It would be difficult for the AHJ to exercise Section 90.4 and provide you with special permission to add additional service disconnects in existing service equipment. This is because special permission must be in writing, and the AHJ must document how the safety-driven requirement of 230.71(B) is maintained as you add additional service disconnects. This is a problem for both the AHJ and installer. I am aware of ongoing efforts to build a tentative interim amendment to correct this situation quickly. Additionally, all interested parties should be submitting public inputs to address existing service equipment installed under previous editions of the Code that contain two to six service disconnects.
Service drop and service mast
Why does the NEC prohibit the use of a coupling on a service mast when using rigid metal conduit? Many buildings are of such a size that a coupling is necessary to reach the required height for compliance with the clearances in Section 230.24.
The NEC does not prohibit the use of a coupling on rigid metal conduit where a service mast is used as a support. The Code does not permit a service drop or overhead service conductors to be attached to the service mast between a weather-head or the end of a conduit and a coupling where the coupling is located above the last point of securement to the building. The use of a coupling above a building or structure is prohibited. The intent of this requirement is to eliminate stress on a coupling applied by the connected service drop or overhead service conductors that could be significant. Where a coupling is required, it must be below the last point of securement.
UF cable not permitted?
During an electrical inspection for new feeders in a small industrial location, the electrical inspector noted that previously installed UF cable (sized at 1/0 AWG) is not permitted to be installed in a switchboard. While we did not install it, and there was nothing the inspector could do at that point, we wonder why that is a violation?
Section 408.19 requires all conductor insulation used in switchboards to be rated not less than the voltage applied or the voltage of conductors or busbar it may contact. Conductor insulation must also be listed and flame-retardant. See Table 310.4 for information on conductor insulation. Type UF cable is moisture- and heat-resistant but not flame-retardant. Additionally, Table 310.4 lists conductor types XHHW, THW, THHN, TW and many more as flame-retardant.
Service conductors in cinder fill
We need to install service conductors underground, and the engineer is concerned about the soil containing cinder fill. What is cinder fill? The options for wiring methods provided includes NUCC. Is that permitted? We have never used it.

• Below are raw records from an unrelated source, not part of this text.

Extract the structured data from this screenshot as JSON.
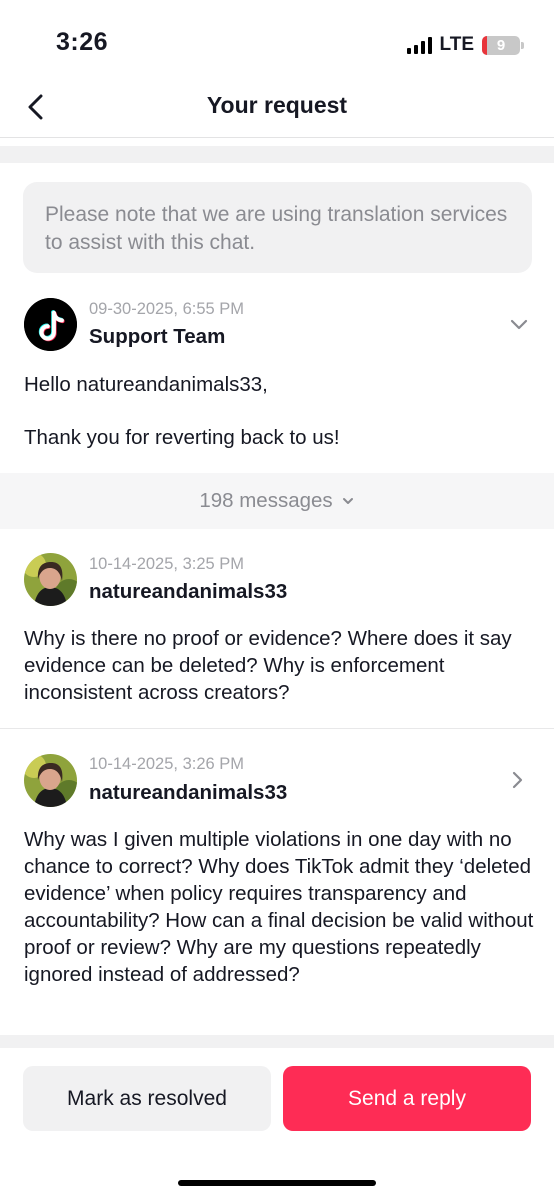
{
  "status_bar": {
    "time": "3:26",
    "network": "LTE",
    "battery_level": "9",
    "battery_fraction": 0.09,
    "battery_color": "#e8353b"
  },
  "nav": {
    "back_icon": "chevron-left-icon",
    "title": "Your request"
  },
  "notice": {
    "text": "Please note that we are using translation services to assist with this chat."
  },
  "messages": [
    {
      "date": "09-30-2025, 6:55 PM",
      "author": "Support Team",
      "avatar": "tiktok-logo",
      "greeting": "Hello natureandanimals33,",
      "body": "Thank you for reverting back to us!",
      "toggle_icon": "chevron-down-icon"
    },
    {
      "date": "10-14-2025, 3:25 PM",
      "author": "natureandanimals33",
      "avatar": "user-photo",
      "body": "Why is there no proof or evidence? Where does it say evidence can be deleted? Why is enforcement inconsistent across creators?"
    },
    {
      "date": "10-14-2025, 3:26 PM",
      "author": "natureandanimals33",
      "avatar": "user-photo",
      "body": "Why was I given multiple violations in one day with no chance to correct? Why does TikTok admit they ‘deleted evidence’ when policy requires transparency and accountability? How can a final decision be valid without proof or review? Why are my questions repeatedly ignored instead of addressed?",
      "toggle_icon": "chevron-right-icon"
    }
  ],
  "collapsed": {
    "label": "198 messages",
    "icon": "chevron-down-icon"
  },
  "actions": {
    "resolve_label": "Mark as resolved",
    "reply_label": "Send a reply"
  },
  "colors": {
    "accent": "#fe2c55",
    "muted_text": "#8a8b91",
    "surface": "#f1f1f2"
  }
}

Yes. Section 230.43 contains a list of permitted wiring methods for service entrance conductors rated 1,000V or less and includes nonmetallic underground conduit with conductors (NUCC). Section 354.10 permits NUCC to be installed in cinder fill. It must be noted that, in general, Section 354.12 prohibits NUCC from being installed in a building. An exception permits the conductor—or the cable portion of the assembly, where suitable—to extend within a building for termination purposes. I suggest that you discuss “suitability” with the AHJ before the installation of NUCC. Cinder fill is a byproduct of coal-burning furnaces used as backfill and will destroy metal raceways unless approved corrosion protection is provided.